Catastrophic hunger levels in Somalia have left more than 513,000 children at risk of dying, 173,000 more than during the 2011 famine, UN humanitarians warned.
In a call for immediate funding to help vulnerable communities hit by successive droughts, high food prices and conflict, the UN Children’s Fund UNICEF, the World Food Programme (WFP) and Food and Agriculture Organization (FAO) stressed that the emergency shows no signs of letting up.
Without action, famine “will occur within the next few weeks”, FAO said.
A ‘nightmare’ not seen this century
During the famine of 2011, 340,000 children required treatment for severe acute malnutrition, UNICEF spokesperson James Elder told journalists in Geneva. “Today it’s 513,000,” he added. “It’s a pending nightmare we have not seen this century.”
According to FAO, approximately 6.7 million people across Somalia will likely endure high levels of acute food insecurity between October and December this year (IPC Phase 3 or above).
At least 330,000 children in Somalia need life-saving treatment for severe wasting, the deadliest form of malnutrition – much more than the 190,000 who required treatment during the country’s 2011 famine.
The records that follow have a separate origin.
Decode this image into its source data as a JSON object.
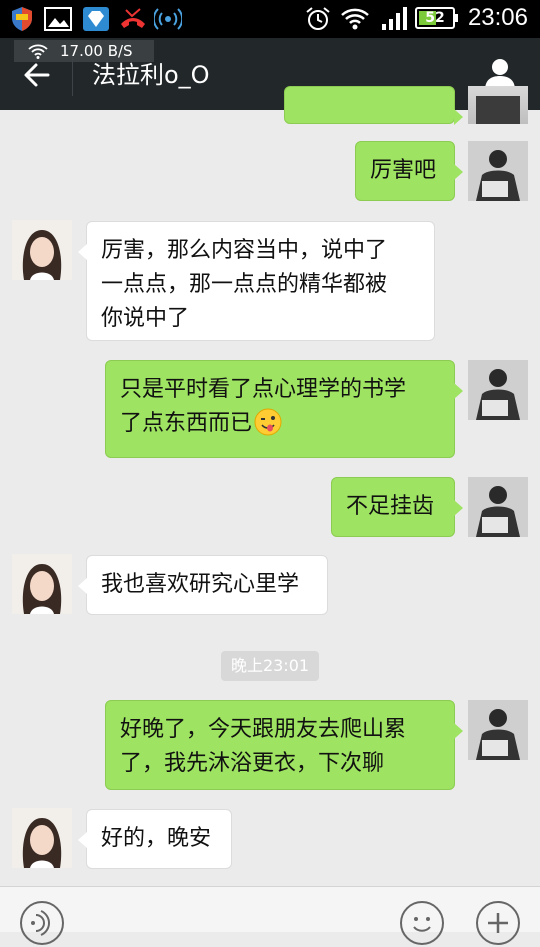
{
  "status_bar": {
    "time": "23:06",
    "battery_level": "52",
    "battery_fraction": 0.52,
    "icons": [
      "shield-icon",
      "gallery-icon",
      "diamond-icon",
      "missed-call-icon",
      "signal-broadcast-icon",
      "alarm-icon",
      "wifi-icon",
      "cell-signal-icon"
    ]
  },
  "header": {
    "network_speed": "17.00 B/S",
    "title": "法拉利o_O",
    "back_icon": "back-arrow-icon",
    "profile_icon": "person-icon"
  },
  "messages": [
    {
      "side": "right",
      "text": "厉害吧"
    },
    {
      "side": "left",
      "lines": [
        "厉害，那么内容当中，说中了",
        "一点点，那一点点的精华都被",
        "你说中了"
      ]
    },
    {
      "side": "right",
      "lines": [
        "只是平时看了点心理学的书学",
        "了点东西而已"
      ],
      "emoji": "winking-face-tongue-emoji"
    },
    {
      "side": "right",
      "text": "不足挂齿"
    },
    {
      "side": "left",
      "text": "我也喜欢研究心里学"
    },
    {
      "side": "right",
      "lines": [
        "好晚了，今天跟朋友去爬山累",
        "了，我先沐浴更衣，下次聊"
      ]
    },
    {
      "side": "left",
      "text": "好的，晚安"
    }
  ],
  "timestamp": "晚上23:01",
  "colors": {
    "sent_bubble": "#9ee361",
    "received_bubble": "#ffffff",
    "chat_background": "#ebebeb",
    "title_bar": "#22272a"
  },
  "bottom_bar": {
    "icons": [
      "voice-icon",
      "emoji-icon",
      "plus-icon"
    ]
  }
}
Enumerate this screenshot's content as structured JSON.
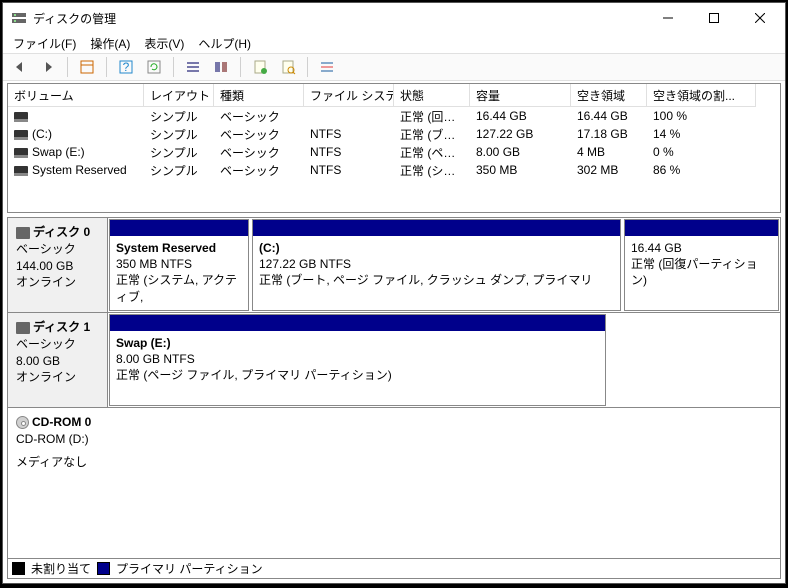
{
  "window": {
    "title": "ディスクの管理"
  },
  "menu": {
    "file": "ファイル(F)",
    "action": "操作(A)",
    "view": "表示(V)",
    "help": "ヘルプ(H)"
  },
  "cols": {
    "volume": "ボリューム",
    "layout": "レイアウト",
    "type": "種類",
    "fs": "ファイル システム",
    "status": "状態",
    "capacity": "容量",
    "free": "空き領域",
    "freepct": "空き領域の割..."
  },
  "rows": [
    {
      "vol": "",
      "layout": "シンプル",
      "type": "ベーシック",
      "fs": "",
      "status": "正常 (回復...",
      "cap": "16.44 GB",
      "free": "16.44 GB",
      "pct": "100 %"
    },
    {
      "vol": "(C:)",
      "layout": "シンプル",
      "type": "ベーシック",
      "fs": "NTFS",
      "status": "正常 (ブート...",
      "cap": "127.22 GB",
      "free": "17.18 GB",
      "pct": "14 %"
    },
    {
      "vol": "Swap (E:)",
      "layout": "シンプル",
      "type": "ベーシック",
      "fs": "NTFS",
      "status": "正常 (ペー...",
      "cap": "8.00 GB",
      "free": "4 MB",
      "pct": "0 %"
    },
    {
      "vol": "System Reserved",
      "layout": "シンプル",
      "type": "ベーシック",
      "fs": "NTFS",
      "status": "正常 (シス...",
      "cap": "350 MB",
      "free": "302 MB",
      "pct": "86 %"
    }
  ],
  "disk0": {
    "name": "ディスク 0",
    "type": "ベーシック",
    "size": "144.00 GB",
    "state": "オンライン",
    "p1": {
      "name": "System Reserved",
      "size": "350 MB NTFS",
      "stat": "正常 (システム, アクティブ,"
    },
    "p2": {
      "name": "(C:)",
      "size": "127.22 GB NTFS",
      "stat": "正常 (ブート, ページ ファイル, クラッシュ ダンプ, プライマリ"
    },
    "p3": {
      "name": "",
      "size": "16.44 GB",
      "stat": "正常 (回復パーティション)"
    }
  },
  "disk1": {
    "name": "ディスク 1",
    "type": "ベーシック",
    "size": "8.00 GB",
    "state": "オンライン",
    "p1": {
      "name": "Swap  (E:)",
      "size": "8.00 GB NTFS",
      "stat": "正常 (ページ ファイル, プライマリ パーティション)"
    }
  },
  "cd": {
    "name": "CD-ROM 0",
    "drive": "CD-ROM (D:)",
    "state": "メディアなし"
  },
  "legend": {
    "unalloc": "未割り当て",
    "primary": "プライマリ パーティション"
  }
}
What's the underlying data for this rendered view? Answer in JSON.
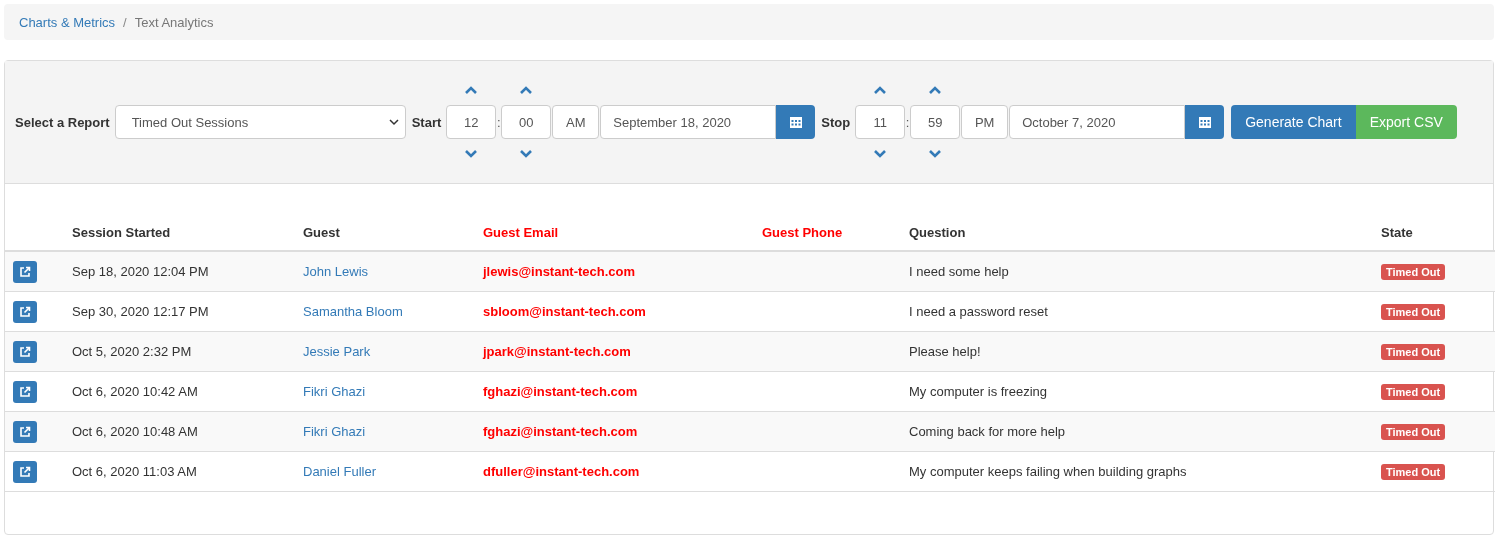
{
  "breadcrumb_separator": "/",
  "breadcrumb": [
    {
      "label": "Charts & Metrics",
      "link": true
    },
    {
      "label": "Text Analytics",
      "link": false
    }
  ],
  "toolbar": {
    "report_label": "Select a Report",
    "report": "Timed Out Sessions",
    "start": {
      "label": "Start",
      "hour": "12",
      "minute": "00",
      "separator": ":",
      "period": "AM",
      "date": "September 18, 2020"
    },
    "stop": {
      "label": "Stop",
      "hour": "11",
      "minute": "59",
      "separator": ":",
      "period": "PM",
      "date": "October 7, 2020"
    },
    "buttons": [
      {
        "label": "Generate Chart",
        "kind": "primary"
      },
      {
        "label": "Export CSV",
        "kind": "success"
      }
    ]
  },
  "table": {
    "columns": [
      {
        "label": "Session Started",
        "highlight": false
      },
      {
        "label": "Guest",
        "highlight": false
      },
      {
        "label": "Guest Email",
        "highlight": true
      },
      {
        "label": "Guest Phone",
        "highlight": true
      },
      {
        "label": "Question",
        "highlight": false
      },
      {
        "label": "State",
        "highlight": false
      }
    ],
    "rows": [
      {
        "started": "Sep 18, 2020 12:04 PM",
        "guest": "John Lewis",
        "email": "jlewis@instant-tech.com",
        "question": "I need some help",
        "state": "Timed Out"
      },
      {
        "started": "Sep 30, 2020 12:17 PM",
        "guest": "Samantha Bloom",
        "email": "sbloom@instant-tech.com",
        "question": "I need a password reset",
        "state": "Timed Out"
      },
      {
        "started": "Oct 5, 2020 2:32 PM",
        "guest": "Jessie Park",
        "email": "jpark@instant-tech.com",
        "question": "Please help!",
        "state": "Timed Out"
      },
      {
        "started": "Oct 6, 2020 10:42 AM",
        "guest": "Fikri Ghazi",
        "email": "fghazi@instant-tech.com",
        "question": "My computer is freezing",
        "state": "Timed Out"
      },
      {
        "started": "Oct 6, 2020 10:48 AM",
        "guest": "Fikri Ghazi",
        "email": "fghazi@instant-tech.com",
        "question": "Coming back for more help",
        "state": "Timed Out"
      },
      {
        "started": "Oct 6, 2020 11:03 AM",
        "guest": "Daniel Fuller",
        "email": "dfuller@instant-tech.com",
        "question": "My computer keeps failing when building graphs",
        "state": "Timed Out"
      }
    ]
  }
}
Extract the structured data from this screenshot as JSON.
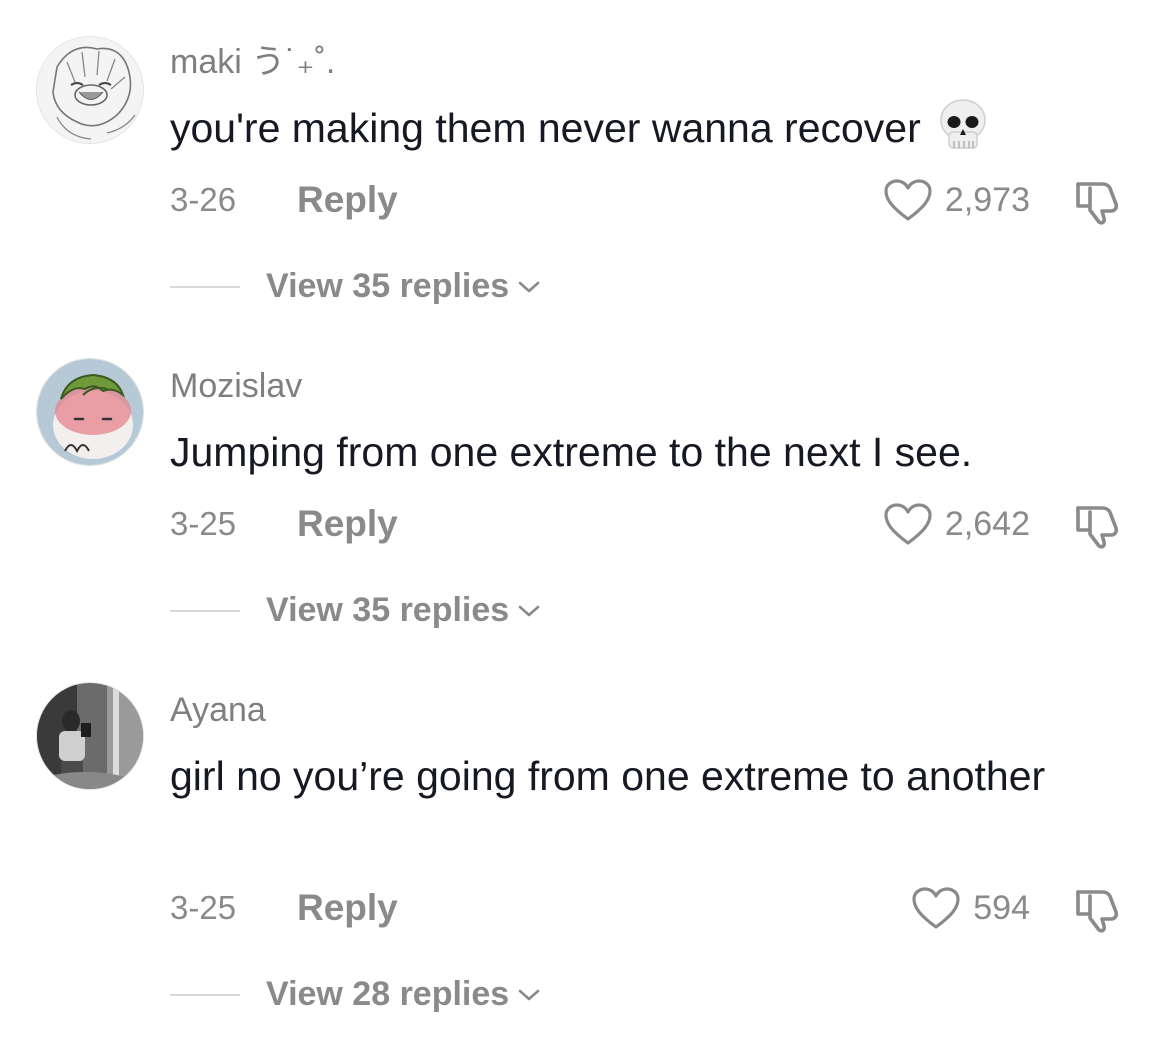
{
  "comments": [
    {
      "username": "maki う˙₊˚.",
      "text": "you're making them never wanna recover",
      "emoji": "skull",
      "date": "3-26",
      "reply_label": "Reply",
      "likes": "2,973",
      "view_replies": "View 35 replies"
    },
    {
      "username": "Mozislav",
      "text": "Jumping from one extreme to the next I see.",
      "date": "3-25",
      "reply_label": "Reply",
      "likes": "2,642",
      "view_replies": "View 35 replies"
    },
    {
      "username": "Ayana",
      "text": "girl no you’re going from one extreme to another",
      "date": "3-25",
      "reply_label": "Reply",
      "likes": "594",
      "view_replies": "View 28 replies"
    }
  ],
  "icons": {
    "like": "heart-icon",
    "dislike": "thumbs-down-icon",
    "expand": "chevron-down-icon",
    "emoji": "skull-icon"
  },
  "colors": {
    "text_primary": "#161823",
    "text_secondary": "#8a8a8a",
    "username": "#7f7f7f",
    "background": "#ffffff"
  }
}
Somalia has reached a tipping point. The lives of hundreds of thousands of people are at immediate risk, according to the latest food security and nutrition analysis. Famine is unfolding in two areas in the Bay region (Baidoa and Burhakaba districts) in South-Central Somalia, and will likely last until March 2023 if humanitarian aid is not significantly and immediately scaled up.
According to FAO, Starvation and death are likely already occurring. During the 2011 famine, about 50 per cent of the more than 250,000 people who died, did so before the official declaration. At least half were children.
Livestock dropping dead
In pastoral communities where herders have been desperately searching for pasture, “they are now watching their livestock drop dead like flies”, said Etienne Peterschmitt, FAO Representative in Somalia.
The perilous situation of those forced from their homes by hunger in Baidoa town of Bay region in Southern Somalia, is particularly concerning, Mr. Peterschmitt added.
In a call for radical change to stop famine happening again, UNICEF’s Mr. Elder described the disturbing scenes already playing out in Somalia’s worst-affected region.
Everyday bugs now deadly
“Children are already dying,” he said. “Our partners report that some stabilization centres are in fact full and critically-ill children are receiving treatment on the floor.”
With greater funding, more severe and acutely malnourished children can be given lifesaving food which will make them strong enough to ward off diseases, just like healthier youngsters.
“This is not just about nutrition, severely malnourished children are in fact up to 11 times more likely to die from things like diarrhoea and measles than well-nourished boys and girls,” Mr. Elder said, adding that both diseases “are spiking” in the worst-hit areas.
In June, UNICEF reported that 386,000 children aged six to 59 months needed treatment for severe acute malnutrition. “That’s increased (today) to more than half a million, to 513,000; that’s a 33 per cent increase. Said one more way, it means 127,000 more children are at risk of death,” Mr. Elder said.
This post was originally published by the UN News Centre. Click here to read.